Repeat all of the records verbatim.
Segment Start: Data section
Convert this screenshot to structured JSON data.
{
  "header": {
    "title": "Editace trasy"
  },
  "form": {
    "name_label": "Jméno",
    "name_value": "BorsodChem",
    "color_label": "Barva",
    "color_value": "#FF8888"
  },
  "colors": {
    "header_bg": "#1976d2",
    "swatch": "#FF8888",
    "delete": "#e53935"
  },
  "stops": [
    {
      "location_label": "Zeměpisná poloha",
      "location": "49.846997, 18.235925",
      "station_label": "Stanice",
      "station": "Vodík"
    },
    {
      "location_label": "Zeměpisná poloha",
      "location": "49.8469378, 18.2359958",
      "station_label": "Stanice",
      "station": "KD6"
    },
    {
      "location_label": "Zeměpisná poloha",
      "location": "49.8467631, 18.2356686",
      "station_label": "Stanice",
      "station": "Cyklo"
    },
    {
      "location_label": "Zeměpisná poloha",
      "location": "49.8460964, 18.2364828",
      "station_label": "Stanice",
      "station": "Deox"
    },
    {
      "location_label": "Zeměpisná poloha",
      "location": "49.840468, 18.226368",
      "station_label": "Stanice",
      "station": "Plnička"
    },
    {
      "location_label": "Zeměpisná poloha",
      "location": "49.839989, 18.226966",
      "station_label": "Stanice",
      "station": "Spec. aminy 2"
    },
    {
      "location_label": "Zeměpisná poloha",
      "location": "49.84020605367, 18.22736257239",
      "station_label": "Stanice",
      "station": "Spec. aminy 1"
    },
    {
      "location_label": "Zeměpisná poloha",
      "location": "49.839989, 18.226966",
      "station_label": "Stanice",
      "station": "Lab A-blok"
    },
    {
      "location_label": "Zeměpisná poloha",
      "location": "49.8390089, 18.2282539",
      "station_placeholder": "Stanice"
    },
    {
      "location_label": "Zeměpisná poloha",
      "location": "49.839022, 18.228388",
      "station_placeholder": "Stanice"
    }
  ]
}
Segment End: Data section
* **Written answer**:
Convert this screenshot to structured JSON data.
{
  "header": {
    "title": "Editace trasy"
  },
  "form": {
    "name_label": "Jméno",
    "name_value": "BorsodChem",
    "color_label": "Barva",
    "color_value": "#FF8888"
  },
  "colors": {
    "header_bg": "#1976d2",
    "swatch": "#FF8888",
    "delete": "#e53935"
  },
  "stops": [
    {
      "location_label": "Zeměpisná poloha",
      "location": "49.846997, 18.235925",
      "station_label": "Stanice",
      "station": "Vodík"
    },
    {
      "location_label": "Zeměpisná poloha",
      "location": "49.8469378, 18.2359958",
      "station_label": "Stanice",
      "station": "KD6"
    },
    {
      "location_label": "Zeměpisná poloha",
      "location": "49.8467631, 18.2356686",
      "station_label": "Stanice",
      "station": "Cyklo"
    },
    {
      "location_label": "Zeměpisná poloha",
      "location": "49.8460964, 18.2364828",
      "station_label": "Stanice",
      "station": "Deox"
    },
    {
      "location_label": "Zeměpisná poloha",
      "location": "49.840468, 18.226368",
      "station_label": "Stanice",
      "station": "Plnička"
    },
    {
      "location_label": "Zeměpisná poloha",
      "location": "49.839989, 18.226966",
      "station_label": "Stanice",
      "station": "Spec. aminy 2"
    },
    {
      "location_label": "Zeměpisná poloha",
      "location": "49.84020605367, 18.22736257239",
      "station_label": "Stanice",
      "station": "Spec. aminy 1"
    },
    {
      "location_label": "Zeměpisná poloha",
      "location": "49.839989, 18.226966",
      "station_label": "Stanice",
      "station": "Lab A-blok"
    },
    {
      "location_label": "Zeměpisná poloha",
      "location": "49.8390089, 18.2282539",
      "station_placeholder": "Stanice"
    },
    {
      "location_label": "Zeměpisná poloha",
      "location": "49.839022, 18.228388",
      "station_placeholder": "Stanice"
    }
  ]
}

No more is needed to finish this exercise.